The War of the Words, Understanding the crisis of the early 21st century in terms of information corruption in the financial, security and political spheres
Rebranding Christianity, or why the truth shall make you free
The Three Conjectures, reflections on terrorism and the nuclear age
Storming the Castle, why government should get small
No Way In at Amazon Kindle. Fiction. A flight into peril, flashbacks to underground action.
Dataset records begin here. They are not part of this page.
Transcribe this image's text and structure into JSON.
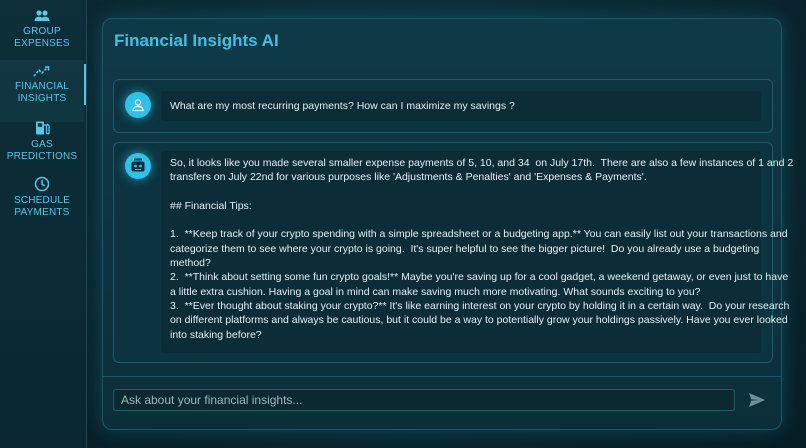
{
  "sidebar": {
    "items": [
      {
        "label": "GROUP EXPENSES",
        "icon": "group-icon",
        "active": false
      },
      {
        "label": "FINANCIAL INSIGHTS",
        "icon": "trending-up-icon",
        "active": true
      },
      {
        "label": "GAS PREDICTIONS",
        "icon": "gas-pump-icon",
        "active": false
      },
      {
        "label": "SCHEDULE PAYMENTS",
        "icon": "clock-icon",
        "active": false
      }
    ]
  },
  "header": {
    "title": "Financial Insights AI"
  },
  "chat": {
    "user_message": "What are my most recurring payments? How can I maximize my savings ?",
    "bot_lines": [
      "So, it looks like you made several smaller expense payments of 5, 10, and 34  on July 17th.  There are also a few instances of 1 and 2",
      "transfers on July 22nd for various purposes like 'Adjustments & Penalties' and 'Expenses & Payments'.",
      "",
      "## Financial Tips:",
      "",
      "1.  **Keep track of your crypto spending with a simple spreadsheet or a budgeting app.** You can easily list out your transactions and",
      "categorize them to see where your crypto is going.  It's super helpful to see the bigger picture!  Do you already use a budgeting",
      "method?",
      "2.  **Think about setting some fun crypto goals!** Maybe you're saving up for a cool gadget, a weekend getaway, or even just to have",
      "a little extra cushion. Having a goal in mind can make saving much more motivating. What sounds exciting to you?",
      "3.  **Ever thought about staking your crypto?** It's like earning interest on your crypto by holding it in a certain way.  Do your research",
      "on different platforms and always be cautious, but it could be a way to potentially grow your holdings passively. Have you ever looked",
      "into staking before?"
    ]
  },
  "input": {
    "placeholder": "Ask about your financial insights...",
    "value": ""
  },
  "colors": {
    "accent": "#3fc1e4",
    "background": "#0a2933",
    "avatar": "#2bc3ea"
  }
}
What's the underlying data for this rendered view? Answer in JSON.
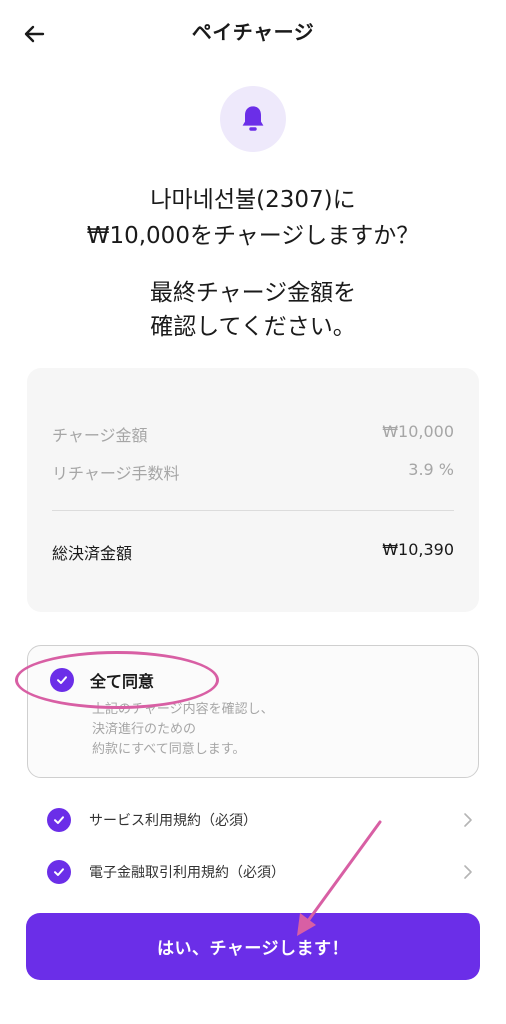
{
  "header": {
    "title": "ペイチャージ",
    "back_icon": "arrow-left-icon"
  },
  "hero": {
    "icon": "bell-icon",
    "question_line1": "나마네선불(2307)に",
    "question_line2": "₩10,000をチャージしますか？",
    "confirm_line1": "最終チャージ金額を",
    "confirm_line2": "確認してください。"
  },
  "summary": {
    "rows": [
      {
        "label": "チャージ金額",
        "value": "₩10,000"
      },
      {
        "label": "リチャージ手数料",
        "value": "3.9 %"
      }
    ],
    "total_label": "総決済金額",
    "total_value": "₩10,390"
  },
  "agreement": {
    "all_label": "全て同意",
    "desc_line1": "上記のチャージ内容を確認し、",
    "desc_line2": "決済進行のための",
    "desc_line3": "約款にすべて同意します。",
    "terms": [
      {
        "label": "サービス利用規約（必須）"
      },
      {
        "label": "電子金融取引利用規約（必須）"
      }
    ]
  },
  "cta": {
    "label": "はい、チャージします！"
  },
  "colors": {
    "accent": "#6b2ee8",
    "accent_light": "#eee9fb",
    "annotation": "#d85fa4",
    "muted_text": "#a6a6a6"
  }
}
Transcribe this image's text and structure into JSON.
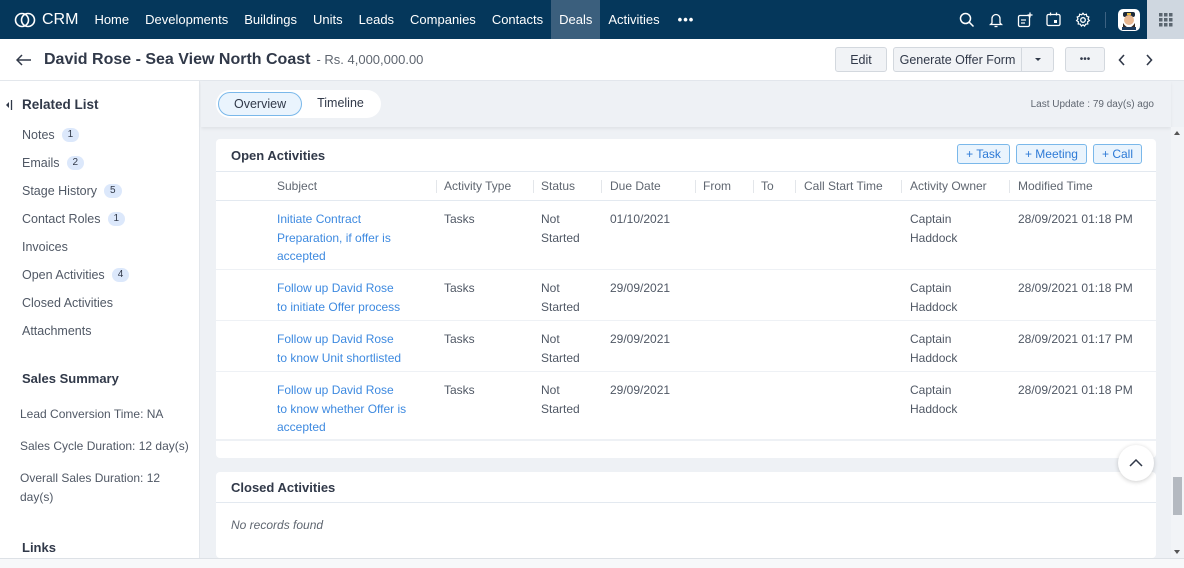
{
  "nav": {
    "brand": "CRM",
    "items": [
      "Home",
      "Developments",
      "Buildings",
      "Units",
      "Leads",
      "Companies",
      "Contacts",
      "Deals",
      "Activities"
    ],
    "active": "Deals",
    "more": "•••"
  },
  "record": {
    "title": "David Rose - Sea View North Coast",
    "amount": "- Rs. 4,000,000.00",
    "edit_label": "Edit",
    "generate_label": "Generate Offer Form",
    "more_label": "•••"
  },
  "related": {
    "title": "Related List",
    "items": [
      {
        "label": "Notes",
        "count": "1"
      },
      {
        "label": "Emails",
        "count": "2"
      },
      {
        "label": "Stage History",
        "count": "5"
      },
      {
        "label": "Contact Roles",
        "count": "1"
      },
      {
        "label": "Invoices",
        "count": null
      },
      {
        "label": "Open Activities",
        "count": "4"
      },
      {
        "label": "Closed Activities",
        "count": null
      },
      {
        "label": "Attachments",
        "count": null
      }
    ]
  },
  "sales_summary": {
    "title": "Sales Summary",
    "items": [
      "Lead Conversion Time: NA",
      "Sales Cycle Duration: 12 day(s)",
      "Overall Sales Duration: 12 day(s)"
    ]
  },
  "links_title": "Links",
  "tabs": [
    "Overview",
    "Timeline"
  ],
  "active_tab": "Overview",
  "last_update": "Last Update : 79 day(s) ago",
  "open_activities": {
    "title": "Open Activities",
    "buttons": [
      "+ Task",
      "+ Meeting",
      "+ Call"
    ],
    "columns": [
      "Subject",
      "Activity Type",
      "Status",
      "Due Date",
      "From",
      "To",
      "Call Start Time",
      "Activity Owner",
      "Modified Time"
    ],
    "rows": [
      {
        "subject": "Initiate Contract Preparation, if offer is accepted",
        "type": "Tasks",
        "status": "Not Started",
        "due": "01/10/2021",
        "from": "",
        "to": "",
        "call_start": "",
        "owner": "Captain Haddock",
        "modified": "28/09/2021 01:18 PM"
      },
      {
        "subject": "Follow up David Rose to initiate Offer process",
        "type": "Tasks",
        "status": "Not Started",
        "due": "29/09/2021",
        "from": "",
        "to": "",
        "call_start": "",
        "owner": "Captain Haddock",
        "modified": "28/09/2021 01:18 PM"
      },
      {
        "subject": "Follow up David Rose to know Unit shortlisted",
        "type": "Tasks",
        "status": "Not Started",
        "due": "29/09/2021",
        "from": "",
        "to": "",
        "call_start": "",
        "owner": "Captain Haddock",
        "modified": "28/09/2021 01:17 PM"
      },
      {
        "subject": "Follow up David Rose to know whether Offer is accepted",
        "type": "Tasks",
        "status": "Not Started",
        "due": "29/09/2021",
        "from": "",
        "to": "",
        "call_start": "",
        "owner": "Captain Haddock",
        "modified": "28/09/2021 01:18 PM"
      }
    ]
  },
  "closed_activities": {
    "title": "Closed Activities",
    "empty": "No records found"
  },
  "colors": {
    "nav_bg": "#05375b",
    "nav_active": "#3b5f7d",
    "link": "#3e8ae0",
    "accent_border": "#7ab8ea",
    "badge_bg": "#dce8fb"
  }
}
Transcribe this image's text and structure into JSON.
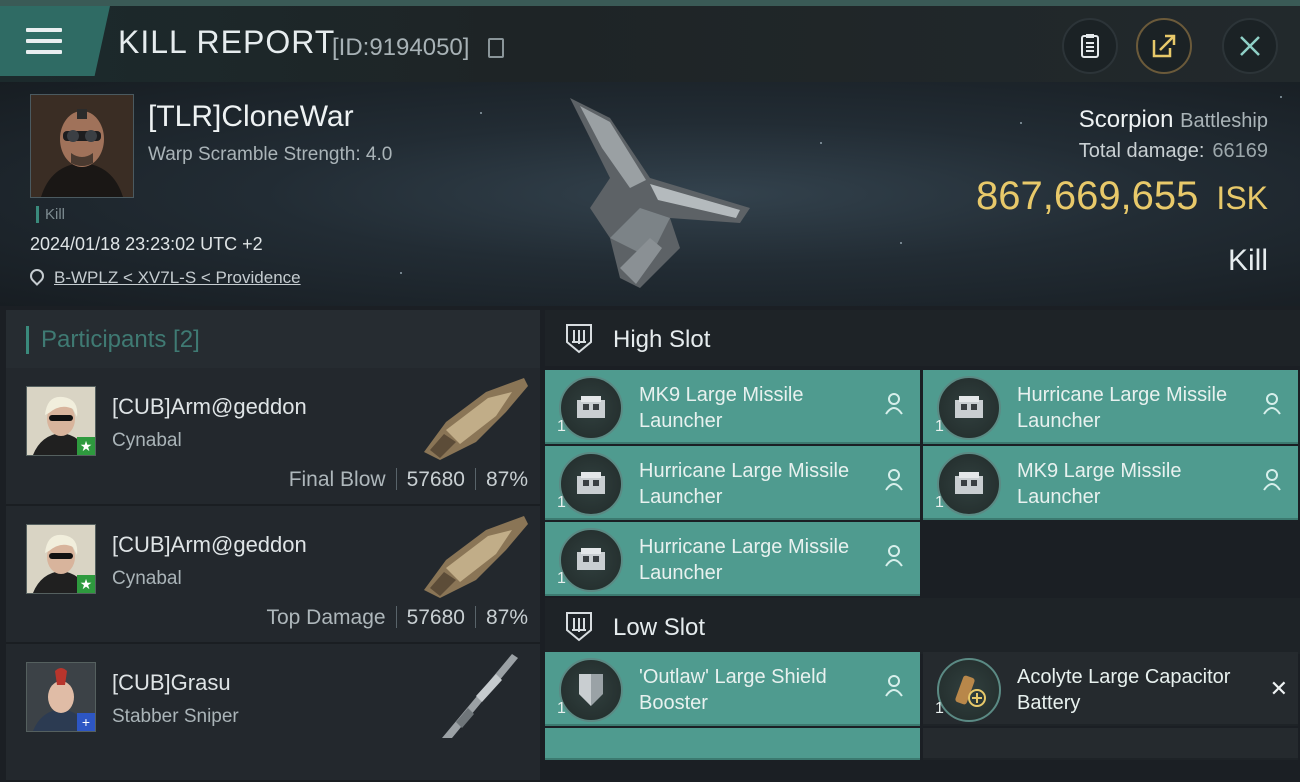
{
  "header": {
    "title": "KILL REPORT",
    "report_id": "[ID:9194050]",
    "icons": {
      "menu": "hamburger-icon",
      "copy": "copy-icon",
      "clipboard": "clipboard-icon",
      "share": "share-icon",
      "close": "close-icon"
    }
  },
  "victim": {
    "name": "[TLR]CloneWar",
    "warp_scramble": "Warp Scramble Strength: 4.0",
    "tag": "Kill",
    "timestamp": "2024/01/18 23:23:02 UTC +2",
    "location": "B-WPLZ < XV7L-S < Providence",
    "ship_name": "Scorpion",
    "ship_class": "Battleship",
    "total_damage_label": "Total damage:",
    "total_damage": "66169",
    "isk_value": "867,669,655",
    "isk_unit": "ISK",
    "result": "Kill"
  },
  "participants": {
    "label": "Participants [2]",
    "rows": [
      {
        "name": "[CUB]Arm@geddon",
        "ship": "Cynabal",
        "role": "Final Blow",
        "damage": "57680",
        "percent": "87%",
        "badge": "★"
      },
      {
        "name": "[CUB]Arm@geddon",
        "ship": "Cynabal",
        "role": "Top Damage",
        "damage": "57680",
        "percent": "87%",
        "badge": "★"
      },
      {
        "name": "[CUB]Grasu",
        "ship": "Stabber Sniper",
        "role": "",
        "damage": "",
        "percent": "",
        "badge": "+"
      }
    ]
  },
  "fitting": {
    "high_slot_label": "High Slot",
    "low_slot_label": "Low Slot",
    "high": [
      {
        "name": "MK9 Large Missile Launcher",
        "qty": "1"
      },
      {
        "name": "Hurricane Large Missile Launcher",
        "qty": "1"
      },
      {
        "name": "Hurricane Large Missile Launcher",
        "qty": "1"
      },
      {
        "name": "MK9 Large Missile Launcher",
        "qty": "1"
      },
      {
        "name": "Hurricane Large Missile Launcher",
        "qty": "1"
      }
    ],
    "low": [
      {
        "name": "'Outlaw' Large Shield Booster",
        "qty": "1"
      },
      {
        "name": "Acolyte Large Capacitor Battery",
        "qty": "1"
      }
    ]
  },
  "colors": {
    "accent": "#4f9b8f",
    "isk": "#e8c96a",
    "header_button": "#2f6b64"
  }
}
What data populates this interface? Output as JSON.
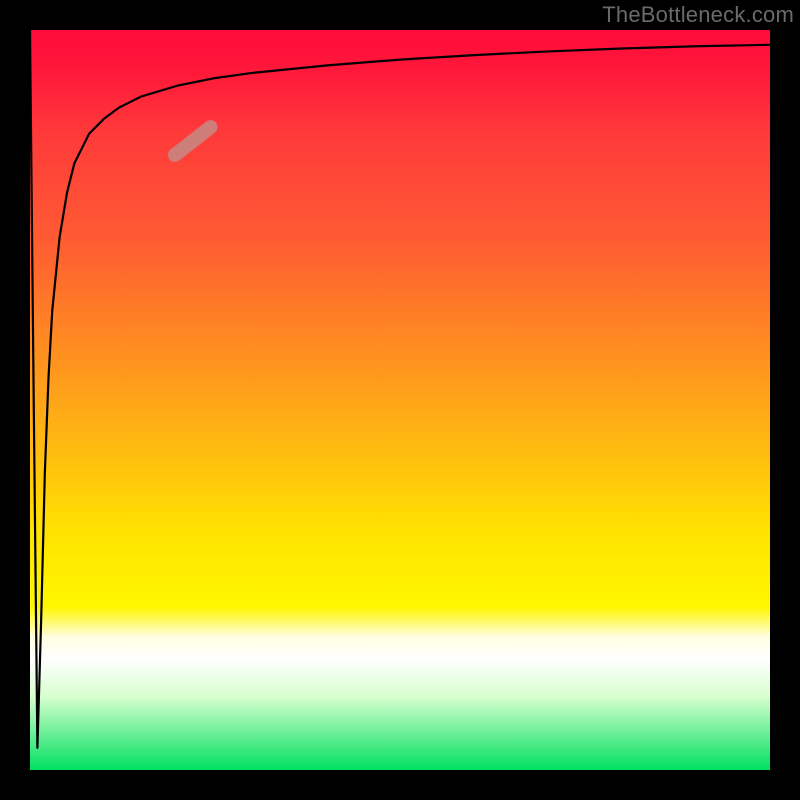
{
  "watermark": "TheBottleneck.com",
  "chart_data": {
    "type": "line",
    "title": "",
    "xlabel": "",
    "ylabel": "",
    "xlim": [
      0,
      100
    ],
    "ylim": [
      0,
      100
    ],
    "grid": false,
    "legend": false,
    "background_gradient": {
      "direction": "vertical",
      "stops": [
        {
          "pos": 0.0,
          "color": "#ff0a3a"
        },
        {
          "pos": 0.42,
          "color": "#ff8a22"
        },
        {
          "pos": 0.68,
          "color": "#ffe300"
        },
        {
          "pos": 0.85,
          "color": "#ffffff"
        },
        {
          "pos": 1.0,
          "color": "#00e060"
        }
      ]
    },
    "series": [
      {
        "name": "curve",
        "x": [
          0,
          0.5,
          1,
          1.5,
          2,
          2.5,
          3,
          4,
          5,
          6,
          8,
          10,
          12,
          15,
          20,
          25,
          30,
          40,
          50,
          60,
          70,
          80,
          90,
          100
        ],
        "y": [
          100,
          50,
          3,
          20,
          40,
          53,
          62,
          72,
          78,
          82,
          86,
          88,
          89.5,
          91,
          92.5,
          93.5,
          94.2,
          95.2,
          96,
          96.6,
          97.1,
          97.5,
          97.8,
          98
        ]
      }
    ],
    "markers": [
      {
        "name": "highlight-segment",
        "x": 22,
        "y": 85,
        "angle_deg": -38,
        "length": 8,
        "color": "#c58a84"
      }
    ]
  }
}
Storm Over the South China Sea, how China is restarting history in the Pacific